[Collection entries]
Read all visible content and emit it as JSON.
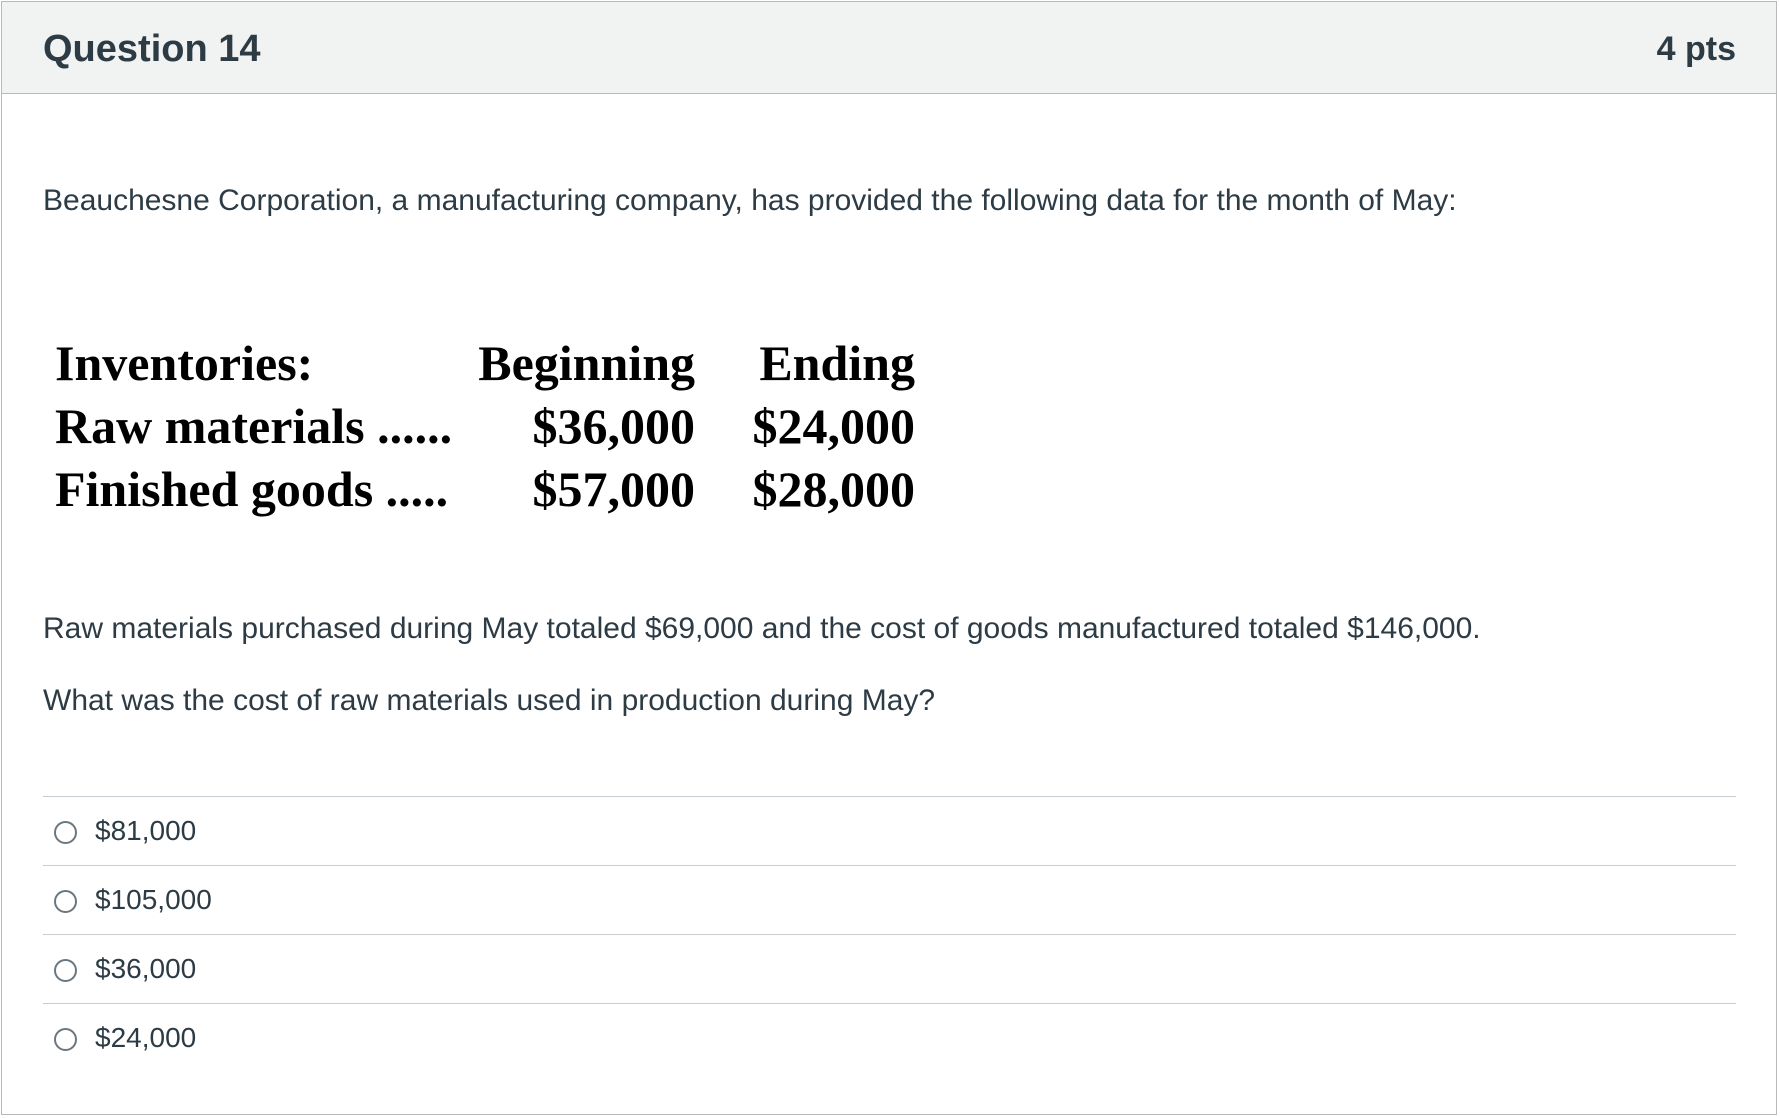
{
  "question": {
    "title": "Question 14",
    "points": "4 pts"
  },
  "intro": "Beauchesne Corporation, a manufacturing company, has provided the following data for the month of May:",
  "inventory_table": {
    "header": [
      "Inventories:",
      "Beginning",
      "Ending"
    ],
    "rows": [
      [
        "Raw materials ......",
        "$36,000",
        "$24,000"
      ],
      [
        "Finished goods .....",
        "$57,000",
        "$28,000"
      ]
    ]
  },
  "paragraph": "Raw materials purchased during May totaled $69,000 and the cost of goods manufactured totaled $146,000.",
  "prompt": "What was the cost of raw materials used in production during May?",
  "answers": [
    {
      "label": "$81,000",
      "selected": false
    },
    {
      "label": "$105,000",
      "selected": false
    },
    {
      "label": "$36,000",
      "selected": false
    },
    {
      "label": "$24,000",
      "selected": false
    }
  ]
}
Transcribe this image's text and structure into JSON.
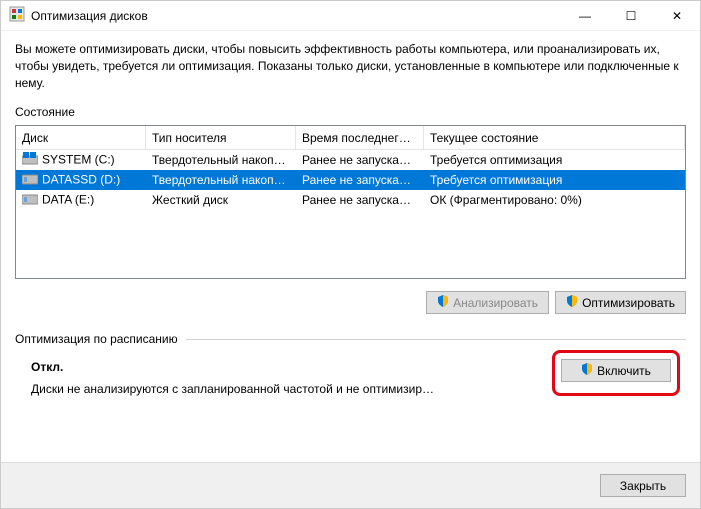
{
  "window": {
    "title": "Оптимизация дисков",
    "minimize": "—",
    "maximize": "☐",
    "close": "✕"
  },
  "description": "Вы можете оптимизировать диски, чтобы повысить эффективность работы  компьютера, или проанализировать их, чтобы увидеть, требуется ли оптимизация. Показаны только диски, установленные в компьютере или подключенные к нему.",
  "status_label": "Состояние",
  "columns": {
    "drive": "Диск",
    "media": "Тип носителя",
    "last": "Время последнег…",
    "state": "Текущее состояние"
  },
  "rows": [
    {
      "drive": "SYSTEM (C:)",
      "media": "Твердотельный накоп…",
      "last": "Ранее не запуска…",
      "state": "Требуется оптимизация",
      "selected": false,
      "icon": "win"
    },
    {
      "drive": "DATASSD (D:)",
      "media": "Твердотельный накоп…",
      "last": "Ранее не запуска…",
      "state": "Требуется оптимизация",
      "selected": true,
      "icon": "ssd"
    },
    {
      "drive": "DATA (E:)",
      "media": "Жесткий диск",
      "last": "Ранее не запуска…",
      "state": "ОК (Фрагментировано: 0%)",
      "selected": false,
      "icon": "hdd"
    }
  ],
  "buttons": {
    "analyze": "Анализировать",
    "optimize": "Оптимизировать",
    "enable": "Включить",
    "close": "Закрыть"
  },
  "schedule": {
    "label": "Оптимизация по расписанию",
    "status": "Откл.",
    "detail": "Диски не анализируются с запланированной частотой и не оптимизир…"
  }
}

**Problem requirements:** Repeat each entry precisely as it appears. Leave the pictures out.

**Result for this exercise:**
Read all visible content and emit it as JSON.
{
  "question": {
    "title": "Question 14",
    "points": "4 pts"
  },
  "intro": "Beauchesne Corporation, a manufacturing company, has provided the following data for the month of May:",
  "inventory_table": {
    "header": [
      "Inventories:",
      "Beginning",
      "Ending"
    ],
    "rows": [
      [
        "Raw materials ......",
        "$36,000",
        "$24,000"
      ],
      [
        "Finished goods .....",
        "$57,000",
        "$28,000"
      ]
    ]
  },
  "paragraph": "Raw materials purchased during May totaled $69,000 and the cost of goods manufactured totaled $146,000.",
  "prompt": "What was the cost of raw materials used in production during May?",
  "answers": [
    {
      "label": "$81,000",
      "selected": false
    },
    {
      "label": "$105,000",
      "selected": false
    },
    {
      "label": "$36,000",
      "selected": false
    },
    {
      "label": "$24,000",
      "selected": false
    }
  ]
}
Transcribe this image's text and structure into JSON.
{
  "window": {
    "title": "Оптимизация дисков",
    "minimize": "—",
    "maximize": "☐",
    "close": "✕"
  },
  "description": "Вы можете оптимизировать диски, чтобы повысить эффективность работы  компьютера, или проанализировать их, чтобы увидеть, требуется ли оптимизация. Показаны только диски, установленные в компьютере или подключенные к нему.",
  "status_label": "Состояние",
  "columns": {
    "drive": "Диск",
    "media": "Тип носителя",
    "last": "Время последнег…",
    "state": "Текущее состояние"
  },
  "rows": [
    {
      "drive": "SYSTEM (C:)",
      "media": "Твердотельный накоп…",
      "last": "Ранее не запуска…",
      "state": "Требуется оптимизация",
      "selected": false,
      "icon": "win"
    },
    {
      "drive": "DATASSD (D:)",
      "media": "Твердотельный накоп…",
      "last": "Ранее не запуска…",
      "state": "Требуется оптимизация",
      "selected": true,
      "icon": "ssd"
    },
    {
      "drive": "DATA (E:)",
      "media": "Жесткий диск",
      "last": "Ранее не запуска…",
      "state": "ОК (Фрагментировано: 0%)",
      "selected": false,
      "icon": "hdd"
    }
  ],
  "buttons": {
    "analyze": "Анализировать",
    "optimize": "Оптимизировать",
    "enable": "Включить",
    "close": "Закрыть"
  },
  "schedule": {
    "label": "Оптимизация по расписанию",
    "status": "Откл.",
    "detail": "Диски не анализируются с запланированной частотой и не оптимизир…"
  }
}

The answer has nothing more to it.